Borrowers who were trapped in redemption tie-ins when lenders began introducing reduced standard variable rates (SVR) for new customers last spring could get compensation.
Following a breakthrough ruling by the Financial Ombudsman (FO), Halifax has been forced to scrap its variable rate for new borrowers ‘ currently 5% ‘ in favour of its 5.75% variable rate in place for existing customers.
The ruling follows a case involving Mr and Mrs Wright, who were tied to a capped rate deal when the lender’s new rate was introduced. The customers claimed they were entitled to move to the lower rate despite being tied into the deal. Halifax has been forced to pay compensation.
Other lenders, including Nationwide, also introduced dual rates last year. Consequently Nationwide has also been subject to a ruling by the FO on its ‘fair mortgage strategy’ ‘ where a new mortgage base rate was introduced for borrowers ‘ but details of the case cannot currently be disclosed.
The FO said the latest ruling might pave the way for more compensation cases.
Iris Baker spokesperson for the FO, said: ‘The outcome of the Halifax case applies only to that complainant, but it may open the door for similar cases to be investigated.’
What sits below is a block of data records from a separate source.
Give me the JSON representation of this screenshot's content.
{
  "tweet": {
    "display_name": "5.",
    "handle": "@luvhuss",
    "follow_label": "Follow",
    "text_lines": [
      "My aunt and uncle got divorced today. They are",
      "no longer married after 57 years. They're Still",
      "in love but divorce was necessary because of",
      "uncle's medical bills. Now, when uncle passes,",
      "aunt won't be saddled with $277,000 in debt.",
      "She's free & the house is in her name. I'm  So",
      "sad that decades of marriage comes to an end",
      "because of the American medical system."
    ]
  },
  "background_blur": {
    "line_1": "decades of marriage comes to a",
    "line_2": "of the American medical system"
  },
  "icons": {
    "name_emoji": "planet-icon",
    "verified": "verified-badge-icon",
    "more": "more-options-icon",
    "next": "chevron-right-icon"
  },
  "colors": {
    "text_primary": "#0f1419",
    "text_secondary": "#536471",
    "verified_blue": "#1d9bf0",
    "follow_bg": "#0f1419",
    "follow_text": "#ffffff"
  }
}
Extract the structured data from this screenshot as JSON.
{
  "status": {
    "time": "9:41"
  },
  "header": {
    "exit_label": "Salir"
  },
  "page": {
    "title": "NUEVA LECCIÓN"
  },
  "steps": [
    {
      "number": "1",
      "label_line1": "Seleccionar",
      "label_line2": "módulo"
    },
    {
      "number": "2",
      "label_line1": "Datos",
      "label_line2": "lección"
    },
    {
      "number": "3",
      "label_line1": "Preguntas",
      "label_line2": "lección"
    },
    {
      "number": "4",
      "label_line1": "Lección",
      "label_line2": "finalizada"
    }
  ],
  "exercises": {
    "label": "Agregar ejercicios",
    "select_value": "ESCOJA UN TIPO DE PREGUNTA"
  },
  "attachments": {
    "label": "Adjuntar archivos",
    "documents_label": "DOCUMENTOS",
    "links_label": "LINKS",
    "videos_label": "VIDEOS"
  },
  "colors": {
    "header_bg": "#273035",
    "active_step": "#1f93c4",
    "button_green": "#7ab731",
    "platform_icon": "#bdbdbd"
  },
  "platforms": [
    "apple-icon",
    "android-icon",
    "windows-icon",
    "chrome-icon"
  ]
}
Halifax criticised the FO’s ruling. Mark Hemmingway, spokesperson for Halifax, said: ‘We do not agree with the Financial Omubudsman’s decision, as it makes it harder to pass on better rates to customers. The real beneficiaries are the lenders that have not reduced their rates.’
Nationwide said it was disappointed with the FO’s ruling on its own case, but did not expect a flood of new compensation claims.
Jackie Lawrence, spokes-person for Nationwide, said: ‘We cannot comment on our ruling by the FO as the borrower concerned has not gone public. We will make our position clear to borrowers concerning this ruling at the end of February.’